term groups together the artisanal tin, tantalum (coltan), tungsten and gold originating from war zones in Central Africa.
Known as digital minerals for their use in high-end technology, their exploitation and trade has been singled out in numerous media and United Nations reports as a key driver of violence, provoking an unprecedented popular outcry and prompting transnational efforts to promote 'conflict-free',
ethical mining. Focusing on the eastern Democratic Republic of the Congo, Conflict Minerals, Inc.
is the first comprehensive analysis of this phenomenon.
Based on meticulous investigation and long-term fieldwork, this book analyses why the campaign against unethical mining went awry, and radically disrupted eastern Congo's political economy. It dissects the evolution of the conflict minerals paradigm, the policy responses it triggered and their

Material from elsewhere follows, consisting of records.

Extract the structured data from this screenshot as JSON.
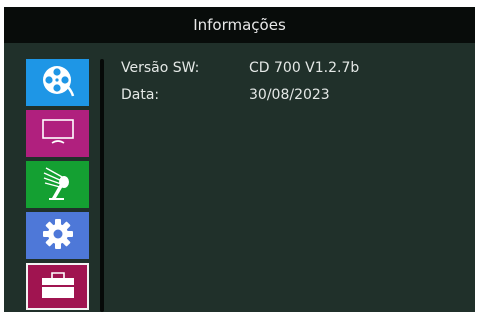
{
  "header": {
    "title": "Informações"
  },
  "sidebar": {
    "items": [
      {
        "icon": "film-reel-icon",
        "color": "#1e96e6",
        "selected": false
      },
      {
        "icon": "monitor-icon",
        "color": "#b0207e",
        "selected": false
      },
      {
        "icon": "spray-icon",
        "color": "#14a032",
        "selected": false
      },
      {
        "icon": "gear-icon",
        "color": "#4e78d8",
        "selected": false
      },
      {
        "icon": "toolbox-icon",
        "color": "#a01450",
        "selected": true
      }
    ]
  },
  "info": {
    "rows": [
      {
        "label": "Versão SW:",
        "value": "CD 700 V1.2.7b"
      },
      {
        "label": "Data:",
        "value": "30/08/2023"
      }
    ]
  },
  "colors": {
    "background": "#20302a",
    "title_bar": "#080c0a",
    "text": "#e4e8e6"
  }
}
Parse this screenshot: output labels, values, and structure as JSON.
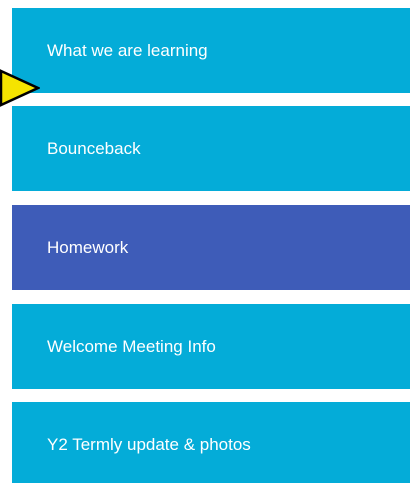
{
  "menu": {
    "items": [
      {
        "label": "What we are learning",
        "active": false
      },
      {
        "label": "Bounceback",
        "active": false
      },
      {
        "label": "Homework",
        "active": true
      },
      {
        "label": "Welcome Meeting Info",
        "active": false
      },
      {
        "label": "Y2 Termly update & photos",
        "active": false
      }
    ]
  },
  "colors": {
    "item_background": "#04acd8",
    "active_background": "#3e5cb8",
    "label_text": "#ffffff",
    "pointer_fill": "#f5e400",
    "pointer_outline": "#000000"
  },
  "icons": {
    "pointer": "arrow-pointer-icon"
  }
}
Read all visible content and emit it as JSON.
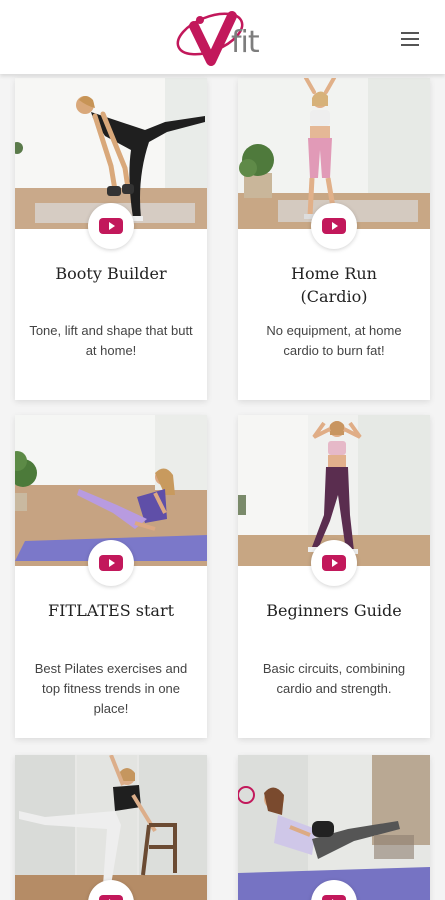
{
  "header": {
    "logo_word": "fit",
    "menu_icon": "hamburger-menu-icon",
    "brand_color": "#c2185b"
  },
  "workouts": [
    {
      "title": "Booty Builder",
      "description": "Tone, lift and shape that butt at home!",
      "play_icon": "youtube-play-icon"
    },
    {
      "title": "Home Run (Cardio)",
      "description": "No equipment, at home cardio to burn fat!",
      "play_icon": "youtube-play-icon"
    },
    {
      "title": "FITLATES start",
      "description": "Best Pilates exercises and top fitness trends in one place!",
      "play_icon": "youtube-play-icon"
    },
    {
      "title": "Beginners Guide",
      "description": "Basic circuits, combining cardio and strength.",
      "play_icon": "youtube-play-icon"
    }
  ]
}
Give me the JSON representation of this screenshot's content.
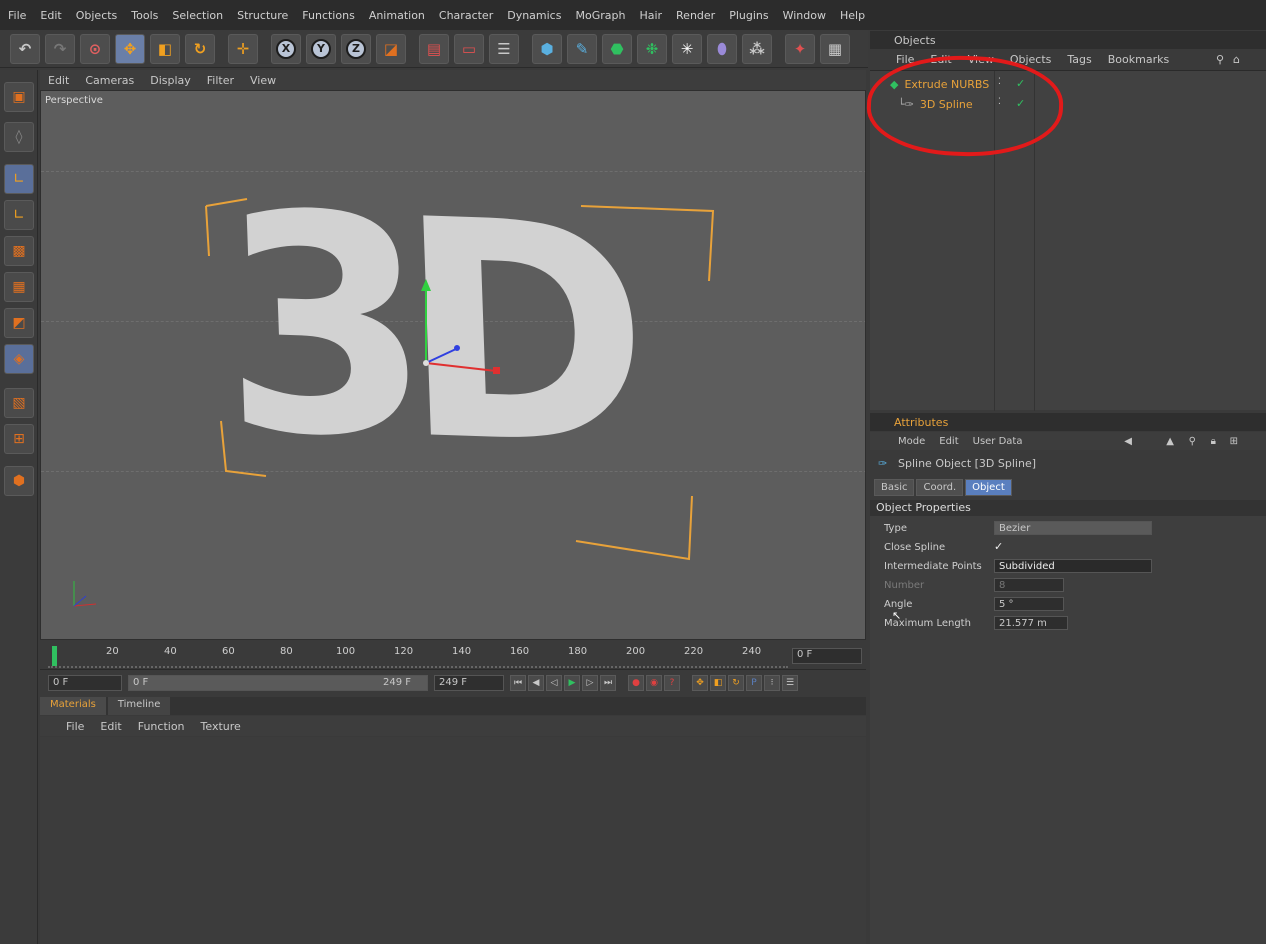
{
  "menubar": [
    "File",
    "Edit",
    "Objects",
    "Tools",
    "Selection",
    "Structure",
    "Functions",
    "Animation",
    "Character",
    "Dynamics",
    "MoGraph",
    "Hair",
    "Render",
    "Plugins",
    "Window",
    "Help"
  ],
  "toolbar": {
    "axis_x": "X",
    "axis_y": "Y",
    "axis_z": "Z"
  },
  "viewport": {
    "menu": [
      "Edit",
      "Cameras",
      "Display",
      "Filter",
      "View"
    ],
    "label": "Perspective",
    "text": "3D"
  },
  "timeline": {
    "ticks": [
      "20",
      "40",
      "60",
      "80",
      "100",
      "120",
      "140",
      "160",
      "180",
      "200",
      "220",
      "240"
    ],
    "current_frame": "0 F",
    "start": "0 F",
    "range_start": "0 F",
    "range_end": "249 F",
    "end": "249 F"
  },
  "materials": {
    "tabs": [
      "Materials",
      "Timeline"
    ],
    "menu": [
      "File",
      "Edit",
      "Function",
      "Texture"
    ]
  },
  "objects_panel": {
    "title": "Objects",
    "menu": [
      "File",
      "Edit",
      "View",
      "Objects",
      "Tags",
      "Bookmarks"
    ],
    "items": [
      {
        "name": "Extrude NURBS"
      },
      {
        "name": "3D Spline"
      }
    ]
  },
  "attributes": {
    "title": "Attributes",
    "mode_menu": [
      "Mode",
      "Edit",
      "User Data"
    ],
    "object_title": "Spline Object [3D Spline]",
    "tabs": [
      "Basic",
      "Coord.",
      "Object"
    ],
    "section": "Object Properties",
    "props": {
      "type_label": "Type",
      "type_value": "Bezier",
      "close_label": "Close Spline",
      "close_value": "✓",
      "inter_label": "Intermediate Points",
      "inter_value": "Subdivided",
      "number_label": "Number",
      "number_value": "8",
      "angle_label": "Angle",
      "angle_value": "5 °",
      "maxlen_label": "Maximum Length",
      "maxlen_value": "21.577 m"
    }
  },
  "colors": {
    "accent": "#e8a23a",
    "highlight": "#e21a1a",
    "selected_tab": "#5a7fbf"
  }
}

impact on artisanal miners. Vogel demonstrates how Western advocacy and policy have relied on colonial frames to drive change, and how White Saviourism perpetuates structural violence and inequality across global supply and value chains.